▸ Materials provided:
+ + + + + + +

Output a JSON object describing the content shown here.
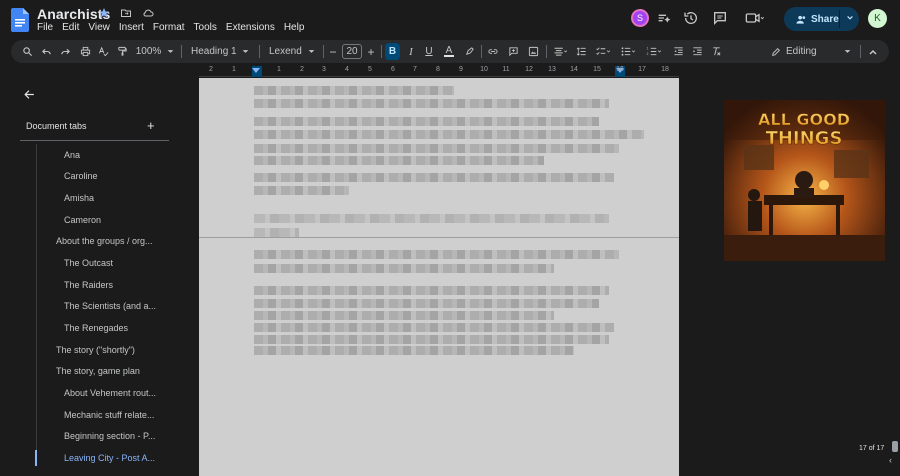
{
  "app": {
    "doc_title": "Anarchists",
    "menu": [
      "File",
      "Edit",
      "View",
      "Insert",
      "Format",
      "Tools",
      "Extensions",
      "Help"
    ],
    "share_label": "Share",
    "collaborator_initial": "S",
    "user_initial": "K"
  },
  "toolbar": {
    "zoom": "100%",
    "style": "Heading 1",
    "font": "Lexend",
    "font_size": "20",
    "mode": "Editing",
    "minus": "−",
    "plus": "+"
  },
  "ruler": {
    "labels": [
      "2",
      "1",
      "",
      "1",
      "2",
      "3",
      "4",
      "5",
      "6",
      "7",
      "8",
      "9",
      "10",
      "11",
      "12",
      "13",
      "14",
      "15",
      "16",
      "17",
      "18"
    ]
  },
  "sidebar": {
    "title": "Document tabs",
    "add": "+",
    "items": [
      {
        "label": "Ana",
        "level": 2
      },
      {
        "label": "Caroline",
        "level": 2
      },
      {
        "label": "Amisha",
        "level": 2
      },
      {
        "label": "Cameron",
        "level": 2
      },
      {
        "label": "About the groups / org...",
        "level": 1
      },
      {
        "label": "The Outcast",
        "level": 2
      },
      {
        "label": "The Raiders",
        "level": 2
      },
      {
        "label": "The Scientists (and a...",
        "level": 2
      },
      {
        "label": "The Renegades",
        "level": 2
      },
      {
        "label": "The story (\"shortly\")",
        "level": 1
      },
      {
        "label": "The story, game plan",
        "level": 1
      },
      {
        "label": "About Vehement rout...",
        "level": 2
      },
      {
        "label": "Mechanic stuff relate...",
        "level": 2
      },
      {
        "label": "Beginning section - P...",
        "level": 2
      },
      {
        "label": "Leaving City - Post A...",
        "level": 2,
        "active": true
      }
    ]
  },
  "cover_image": {
    "title_line1": "ALL GOOD",
    "title_line2": "THINGS"
  },
  "status": {
    "page_count": "17 of 17"
  },
  "colors": {
    "accent": "#8ab4f8",
    "share_bg": "#0e3a5a",
    "page_bg": "#cfcfcf",
    "background": "#1b1b1b"
  }
}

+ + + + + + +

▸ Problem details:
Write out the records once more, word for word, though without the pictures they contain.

▸ Response area:
Output a JSON object describing the content shown here.
{
  "app": {
    "doc_title": "Anarchists",
    "menu": [
      "File",
      "Edit",
      "View",
      "Insert",
      "Format",
      "Tools",
      "Extensions",
      "Help"
    ],
    "share_label": "Share",
    "collaborator_initial": "S",
    "user_initial": "K"
  },
  "toolbar": {
    "zoom": "100%",
    "style": "Heading 1",
    "font": "Lexend",
    "font_size": "20",
    "mode": "Editing",
    "minus": "−",
    "plus": "+"
  },
  "ruler": {
    "labels": [
      "2",
      "1",
      "",
      "1",
      "2",
      "3",
      "4",
      "5",
      "6",
      "7",
      "8",
      "9",
      "10",
      "11",
      "12",
      "13",
      "14",
      "15",
      "16",
      "17",
      "18"
    ]
  },
  "sidebar": {
    "title": "Document tabs",
    "add": "+",
    "items": [
      {
        "label": "Ana",
        "level": 2
      },
      {
        "label": "Caroline",
        "level": 2
      },
      {
        "label": "Amisha",
        "level": 2
      },
      {
        "label": "Cameron",
        "level": 2
      },
      {
        "label": "About the groups / org...",
        "level": 1
      },
      {
        "label": "The Outcast",
        "level": 2
      },
      {
        "label": "The Raiders",
        "level": 2
      },
      {
        "label": "The Scientists (and a...",
        "level": 2
      },
      {
        "label": "The Renegades",
        "level": 2
      },
      {
        "label": "The story (\"shortly\")",
        "level": 1
      },
      {
        "label": "The story, game plan",
        "level": 1
      },
      {
        "label": "About Vehement rout...",
        "level": 2
      },
      {
        "label": "Mechanic stuff relate...",
        "level": 2
      },
      {
        "label": "Beginning section - P...",
        "level": 2
      },
      {
        "label": "Leaving City - Post A...",
        "level": 2,
        "active": true
      }
    ]
  },
  "cover_image": {
    "title_line1": "ALL GOOD",
    "title_line2": "THINGS"
  },
  "status": {
    "page_count": "17 of 17"
  },
  "colors": {
    "accent": "#8ab4f8",
    "share_bg": "#0e3a5a",
    "page_bg": "#cfcfcf",
    "background": "#1b1b1b"
  }
}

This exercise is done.